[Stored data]
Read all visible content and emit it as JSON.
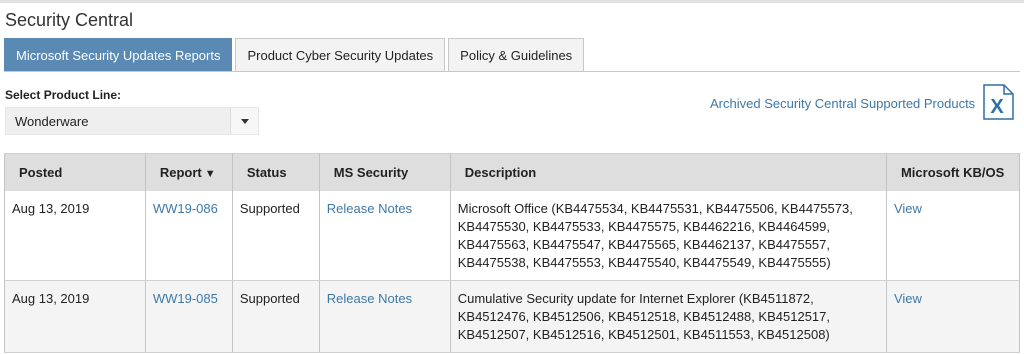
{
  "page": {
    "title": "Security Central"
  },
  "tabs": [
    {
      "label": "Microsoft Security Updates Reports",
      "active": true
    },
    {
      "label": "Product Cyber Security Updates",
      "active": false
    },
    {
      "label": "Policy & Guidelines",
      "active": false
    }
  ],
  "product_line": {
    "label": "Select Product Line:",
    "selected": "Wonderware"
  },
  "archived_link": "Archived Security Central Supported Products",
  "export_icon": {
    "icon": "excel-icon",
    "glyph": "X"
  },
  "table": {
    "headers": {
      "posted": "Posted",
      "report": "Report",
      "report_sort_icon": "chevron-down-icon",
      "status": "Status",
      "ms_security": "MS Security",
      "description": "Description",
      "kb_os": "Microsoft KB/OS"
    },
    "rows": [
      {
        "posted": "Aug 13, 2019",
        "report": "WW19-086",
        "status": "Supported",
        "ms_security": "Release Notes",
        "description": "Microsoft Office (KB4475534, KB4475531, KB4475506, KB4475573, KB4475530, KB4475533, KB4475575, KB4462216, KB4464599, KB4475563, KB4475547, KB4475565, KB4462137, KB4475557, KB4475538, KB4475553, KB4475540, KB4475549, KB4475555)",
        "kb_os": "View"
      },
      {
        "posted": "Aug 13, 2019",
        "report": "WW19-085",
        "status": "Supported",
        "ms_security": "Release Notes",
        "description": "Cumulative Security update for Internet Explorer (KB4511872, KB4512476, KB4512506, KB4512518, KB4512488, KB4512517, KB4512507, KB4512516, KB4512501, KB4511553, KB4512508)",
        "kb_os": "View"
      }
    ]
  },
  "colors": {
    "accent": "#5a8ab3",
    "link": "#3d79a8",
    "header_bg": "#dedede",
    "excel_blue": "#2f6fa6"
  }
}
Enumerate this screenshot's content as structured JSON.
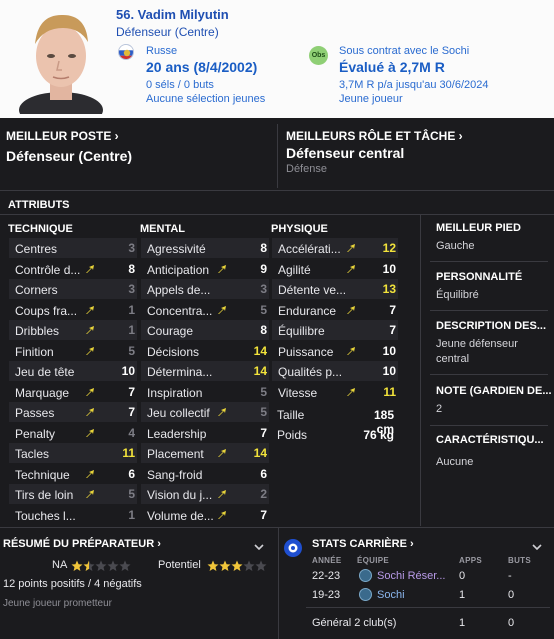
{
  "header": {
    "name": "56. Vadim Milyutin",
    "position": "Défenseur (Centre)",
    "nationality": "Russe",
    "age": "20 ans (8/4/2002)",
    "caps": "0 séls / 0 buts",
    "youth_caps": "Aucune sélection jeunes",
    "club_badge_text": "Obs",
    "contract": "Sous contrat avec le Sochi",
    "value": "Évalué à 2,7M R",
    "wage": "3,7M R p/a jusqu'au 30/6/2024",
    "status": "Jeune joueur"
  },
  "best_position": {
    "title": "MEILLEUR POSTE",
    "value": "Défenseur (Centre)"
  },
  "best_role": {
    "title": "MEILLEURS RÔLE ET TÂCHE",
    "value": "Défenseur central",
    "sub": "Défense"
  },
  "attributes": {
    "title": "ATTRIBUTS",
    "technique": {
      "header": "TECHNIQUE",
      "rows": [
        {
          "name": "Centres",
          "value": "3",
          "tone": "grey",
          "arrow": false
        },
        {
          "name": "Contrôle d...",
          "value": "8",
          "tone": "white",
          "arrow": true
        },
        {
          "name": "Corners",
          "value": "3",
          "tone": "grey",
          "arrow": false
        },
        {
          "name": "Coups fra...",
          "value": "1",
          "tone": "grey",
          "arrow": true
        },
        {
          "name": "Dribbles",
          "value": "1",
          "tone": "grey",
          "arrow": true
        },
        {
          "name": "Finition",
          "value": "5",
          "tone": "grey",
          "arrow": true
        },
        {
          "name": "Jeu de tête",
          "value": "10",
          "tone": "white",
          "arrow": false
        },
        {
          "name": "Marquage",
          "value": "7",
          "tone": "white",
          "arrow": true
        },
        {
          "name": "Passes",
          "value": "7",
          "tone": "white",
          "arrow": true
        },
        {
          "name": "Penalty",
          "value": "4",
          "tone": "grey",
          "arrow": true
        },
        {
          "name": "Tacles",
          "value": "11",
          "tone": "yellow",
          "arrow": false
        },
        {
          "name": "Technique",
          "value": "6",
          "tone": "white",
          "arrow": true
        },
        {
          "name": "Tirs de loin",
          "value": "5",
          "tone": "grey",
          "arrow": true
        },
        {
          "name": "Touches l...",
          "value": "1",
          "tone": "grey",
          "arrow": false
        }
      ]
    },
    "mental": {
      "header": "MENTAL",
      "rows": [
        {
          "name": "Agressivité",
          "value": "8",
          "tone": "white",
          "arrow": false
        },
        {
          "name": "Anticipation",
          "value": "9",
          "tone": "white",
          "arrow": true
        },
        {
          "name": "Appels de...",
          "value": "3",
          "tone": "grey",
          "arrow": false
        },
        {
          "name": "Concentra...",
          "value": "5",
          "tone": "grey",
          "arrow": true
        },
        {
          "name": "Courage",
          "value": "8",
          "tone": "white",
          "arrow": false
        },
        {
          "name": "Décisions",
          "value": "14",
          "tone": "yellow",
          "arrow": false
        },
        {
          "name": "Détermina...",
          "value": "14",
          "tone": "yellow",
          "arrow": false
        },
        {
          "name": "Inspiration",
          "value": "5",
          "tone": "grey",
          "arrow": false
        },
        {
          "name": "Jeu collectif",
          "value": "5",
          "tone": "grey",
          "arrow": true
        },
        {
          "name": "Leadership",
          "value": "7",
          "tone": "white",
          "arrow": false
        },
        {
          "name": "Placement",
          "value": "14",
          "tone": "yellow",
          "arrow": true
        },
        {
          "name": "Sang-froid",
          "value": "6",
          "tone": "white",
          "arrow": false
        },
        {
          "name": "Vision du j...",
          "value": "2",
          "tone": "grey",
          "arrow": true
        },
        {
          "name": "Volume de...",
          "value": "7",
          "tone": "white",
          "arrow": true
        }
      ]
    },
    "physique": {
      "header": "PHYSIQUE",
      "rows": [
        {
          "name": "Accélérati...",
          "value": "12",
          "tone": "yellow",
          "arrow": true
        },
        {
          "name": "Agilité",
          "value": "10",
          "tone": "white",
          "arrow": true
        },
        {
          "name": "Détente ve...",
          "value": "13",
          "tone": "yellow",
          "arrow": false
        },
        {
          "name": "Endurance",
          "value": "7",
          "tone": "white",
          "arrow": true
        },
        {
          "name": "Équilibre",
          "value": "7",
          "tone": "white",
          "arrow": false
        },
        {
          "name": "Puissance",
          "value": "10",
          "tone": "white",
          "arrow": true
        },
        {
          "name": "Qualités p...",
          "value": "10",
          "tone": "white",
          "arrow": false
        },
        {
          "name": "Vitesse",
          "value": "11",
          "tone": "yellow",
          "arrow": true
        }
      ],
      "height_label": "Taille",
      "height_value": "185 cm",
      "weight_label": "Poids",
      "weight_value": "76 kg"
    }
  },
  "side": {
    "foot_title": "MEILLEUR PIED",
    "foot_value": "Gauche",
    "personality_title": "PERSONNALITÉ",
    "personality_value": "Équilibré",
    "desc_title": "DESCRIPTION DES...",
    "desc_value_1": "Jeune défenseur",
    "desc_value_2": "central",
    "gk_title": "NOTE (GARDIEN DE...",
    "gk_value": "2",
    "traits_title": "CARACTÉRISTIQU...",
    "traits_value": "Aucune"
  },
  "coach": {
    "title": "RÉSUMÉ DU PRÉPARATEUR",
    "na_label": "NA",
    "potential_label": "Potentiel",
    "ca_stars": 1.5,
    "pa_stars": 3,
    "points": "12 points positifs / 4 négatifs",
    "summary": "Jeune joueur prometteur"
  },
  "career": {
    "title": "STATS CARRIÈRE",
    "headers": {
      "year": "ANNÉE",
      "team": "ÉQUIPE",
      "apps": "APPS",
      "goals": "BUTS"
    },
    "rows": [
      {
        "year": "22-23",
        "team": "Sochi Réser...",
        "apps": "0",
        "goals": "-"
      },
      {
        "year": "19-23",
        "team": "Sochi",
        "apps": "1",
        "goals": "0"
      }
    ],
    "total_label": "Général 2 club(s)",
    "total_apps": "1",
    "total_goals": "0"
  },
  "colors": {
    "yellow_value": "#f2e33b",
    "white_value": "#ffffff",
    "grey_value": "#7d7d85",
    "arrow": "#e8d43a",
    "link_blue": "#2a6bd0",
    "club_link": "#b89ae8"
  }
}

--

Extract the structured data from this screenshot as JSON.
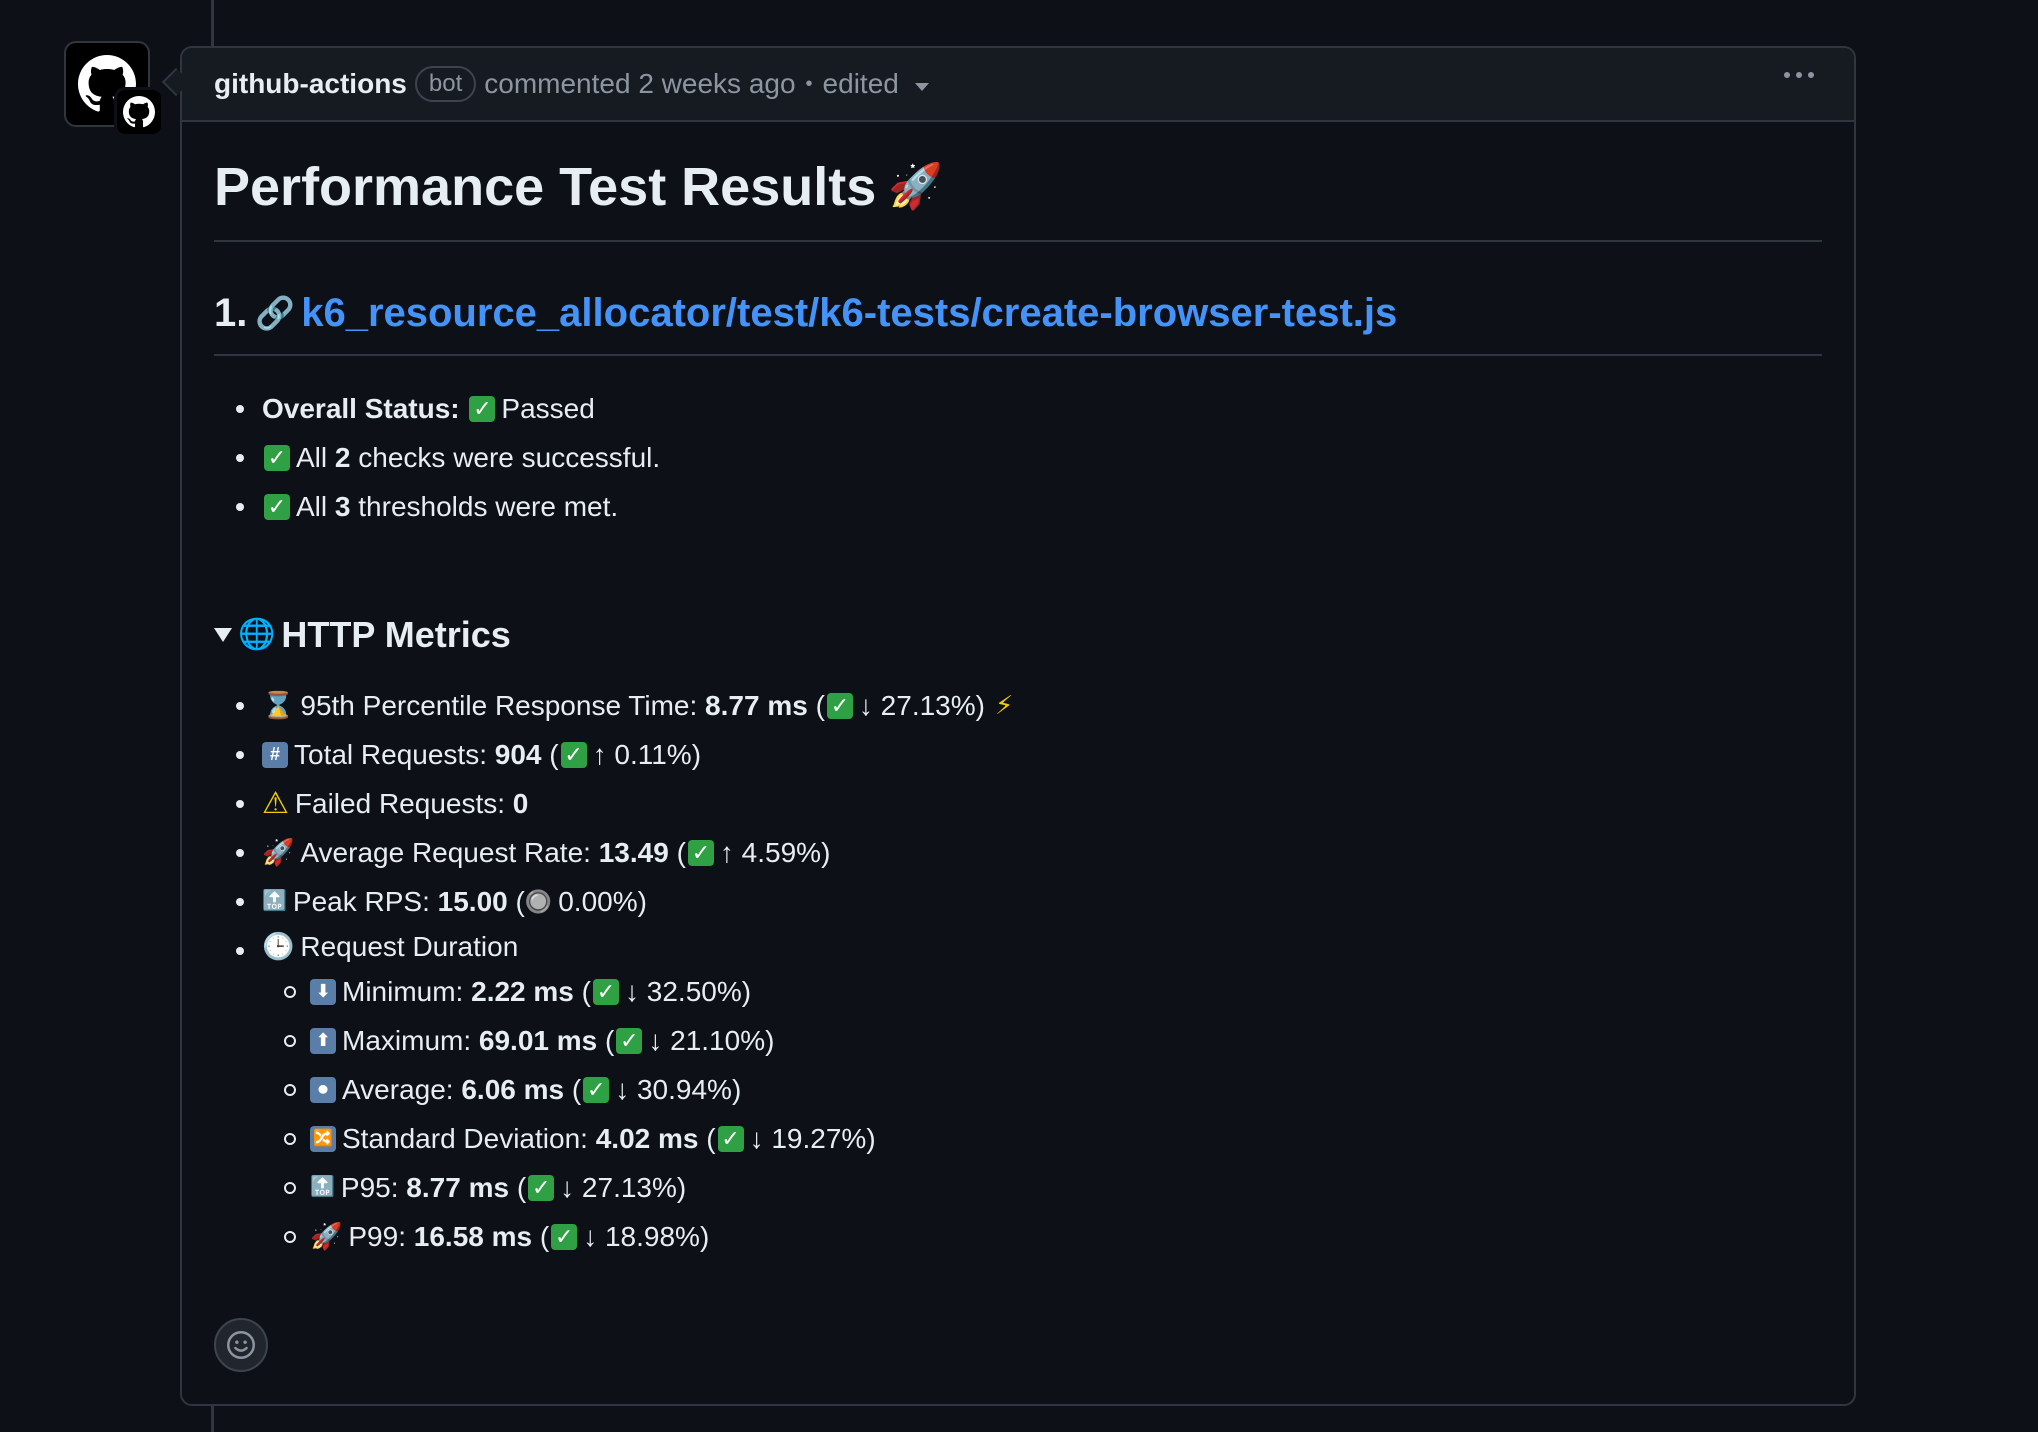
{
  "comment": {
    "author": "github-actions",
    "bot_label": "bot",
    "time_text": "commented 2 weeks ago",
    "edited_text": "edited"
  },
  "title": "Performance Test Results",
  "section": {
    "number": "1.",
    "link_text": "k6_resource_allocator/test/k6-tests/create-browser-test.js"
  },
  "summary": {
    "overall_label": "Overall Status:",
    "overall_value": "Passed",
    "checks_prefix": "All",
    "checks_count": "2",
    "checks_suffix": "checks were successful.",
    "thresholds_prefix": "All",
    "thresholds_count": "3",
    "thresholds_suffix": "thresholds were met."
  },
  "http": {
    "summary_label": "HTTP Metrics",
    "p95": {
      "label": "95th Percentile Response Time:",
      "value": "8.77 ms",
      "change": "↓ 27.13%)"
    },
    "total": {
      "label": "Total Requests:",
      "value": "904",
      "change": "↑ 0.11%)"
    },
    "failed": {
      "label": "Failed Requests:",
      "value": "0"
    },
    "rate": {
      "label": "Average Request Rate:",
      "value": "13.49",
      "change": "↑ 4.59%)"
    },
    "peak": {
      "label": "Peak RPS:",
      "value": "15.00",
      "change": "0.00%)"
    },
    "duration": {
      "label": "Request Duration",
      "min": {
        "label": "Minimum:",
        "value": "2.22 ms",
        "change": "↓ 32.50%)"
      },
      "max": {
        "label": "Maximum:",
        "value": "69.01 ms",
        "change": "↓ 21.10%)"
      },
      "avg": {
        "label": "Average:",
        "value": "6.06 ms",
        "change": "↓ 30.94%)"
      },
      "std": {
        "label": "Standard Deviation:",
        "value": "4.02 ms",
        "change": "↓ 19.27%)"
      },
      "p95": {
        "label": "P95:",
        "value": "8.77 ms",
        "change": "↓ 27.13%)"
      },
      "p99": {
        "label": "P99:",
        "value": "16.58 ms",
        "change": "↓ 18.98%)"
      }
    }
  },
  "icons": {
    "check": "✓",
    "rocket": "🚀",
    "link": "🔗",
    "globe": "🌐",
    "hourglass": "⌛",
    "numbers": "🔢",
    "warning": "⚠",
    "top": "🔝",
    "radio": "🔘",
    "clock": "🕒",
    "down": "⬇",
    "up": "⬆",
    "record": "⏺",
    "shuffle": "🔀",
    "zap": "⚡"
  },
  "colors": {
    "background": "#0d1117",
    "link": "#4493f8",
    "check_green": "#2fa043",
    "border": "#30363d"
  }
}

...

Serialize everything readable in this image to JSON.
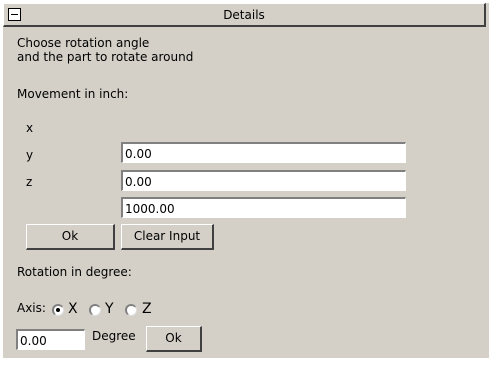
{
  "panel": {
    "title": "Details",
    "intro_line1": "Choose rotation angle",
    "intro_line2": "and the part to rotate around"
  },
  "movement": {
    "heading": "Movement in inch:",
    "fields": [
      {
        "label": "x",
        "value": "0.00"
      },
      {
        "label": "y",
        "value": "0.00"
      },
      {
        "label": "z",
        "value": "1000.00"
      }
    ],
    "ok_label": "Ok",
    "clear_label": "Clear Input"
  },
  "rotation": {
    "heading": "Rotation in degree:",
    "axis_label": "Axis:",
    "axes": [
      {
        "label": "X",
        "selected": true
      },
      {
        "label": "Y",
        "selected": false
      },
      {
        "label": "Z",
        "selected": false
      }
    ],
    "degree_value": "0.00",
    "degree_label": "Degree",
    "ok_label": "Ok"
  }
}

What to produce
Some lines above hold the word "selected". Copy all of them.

Task result
    "selected": "Wonderware"
        "selected": true
        "selected": false
        "selected": false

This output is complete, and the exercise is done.